Several behemoths, including Apple, the largest U.S. company by market value, as well as Microsoft, McDonald's (MCD.N) and AT&T (NYS:T), are due to report earnings. They'll be accompanied by highfliers like Netflix and Facebook, giving the first real cross-section of the state of corporate America as temperatures rise across the country and investors hope to put the cold weather behind them. Strategists will also be looking for clues on how badly China's slowdown hits U.S. corporate results. The first batch of earnings came out as equities were working their way through a selloff led by trading-crowd favorites like Netflix and the biotech stocks.

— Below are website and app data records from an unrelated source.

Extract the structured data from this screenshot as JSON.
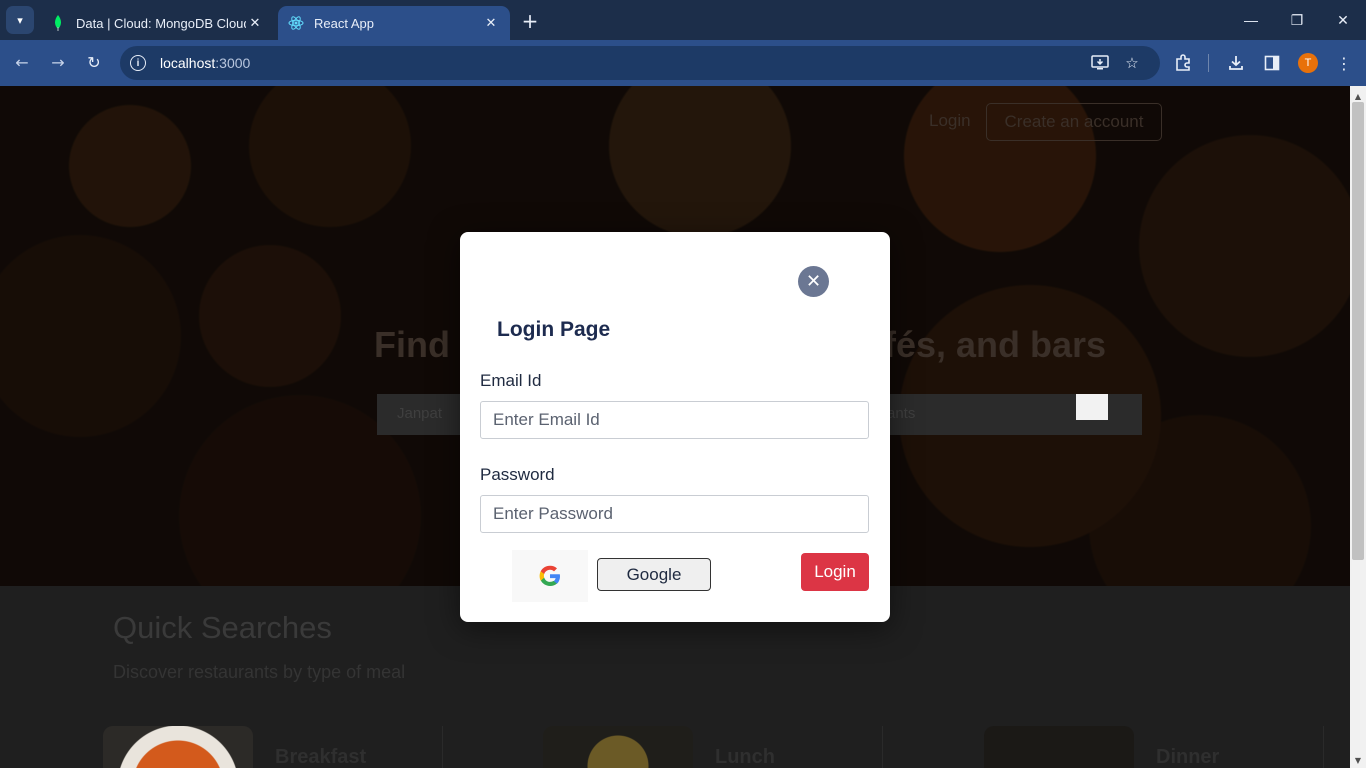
{
  "browser": {
    "tabs": [
      {
        "title": "Data | Cloud: MongoDB Cloud",
        "icon": "mongodb-leaf-icon",
        "active": false
      },
      {
        "title": "React App",
        "icon": "react-icon",
        "active": true
      }
    ],
    "url_host": "localhost",
    "url_port": ":3000",
    "profile_initial": "T",
    "accent_color": "#2c4f8a"
  },
  "page": {
    "header": {
      "login_label": "Login",
      "create_account_label": "Create an account"
    },
    "hero": {
      "heading_left": "Find",
      "heading_right": "fés, and bars",
      "location_placeholder_visible": "Janpat",
      "search_placeholder_visible": "ants"
    },
    "quick_searches": {
      "title": "Quick Searches",
      "subtitle": "Discover restaurants by type of meal",
      "meals": [
        "Breakfast",
        "Lunch",
        "Dinner"
      ]
    }
  },
  "modal": {
    "title": "Login Page",
    "email": {
      "label": "Email Id",
      "placeholder": "Enter Email Id",
      "value": ""
    },
    "password": {
      "label": "Password",
      "placeholder": "Enter Password",
      "value": ""
    },
    "google_button_label": "Google",
    "login_button_label": "Login",
    "login_button_color": "#dc3545",
    "close_button_color": "#6b7793"
  }
}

U.S. car giant General Motors Corp (GM) (GM) plans to invest $12 billion in China from 2014 to 2017 and build more plants next year as it steps up its presence to compete with aggressive rivals in the world's largest auto market. GM expects its China sales to expand 8-10 percent this year, in line with the overall growth of the Chinese market, where foreign firms, such as Volkswagen AG (VOW3.DE), and domestic players like SAIC Motor Corp vie for more market share. In total we are investing $12 billion between 2014 and 2017," Matt Tsien, president of GM China, said at the Auto China show in Beijing. GM plans to build five more plants in China next year, as part of its efforts to ramp up manufacturing capacity there by 65 percent by 2020, executives said on Sunday.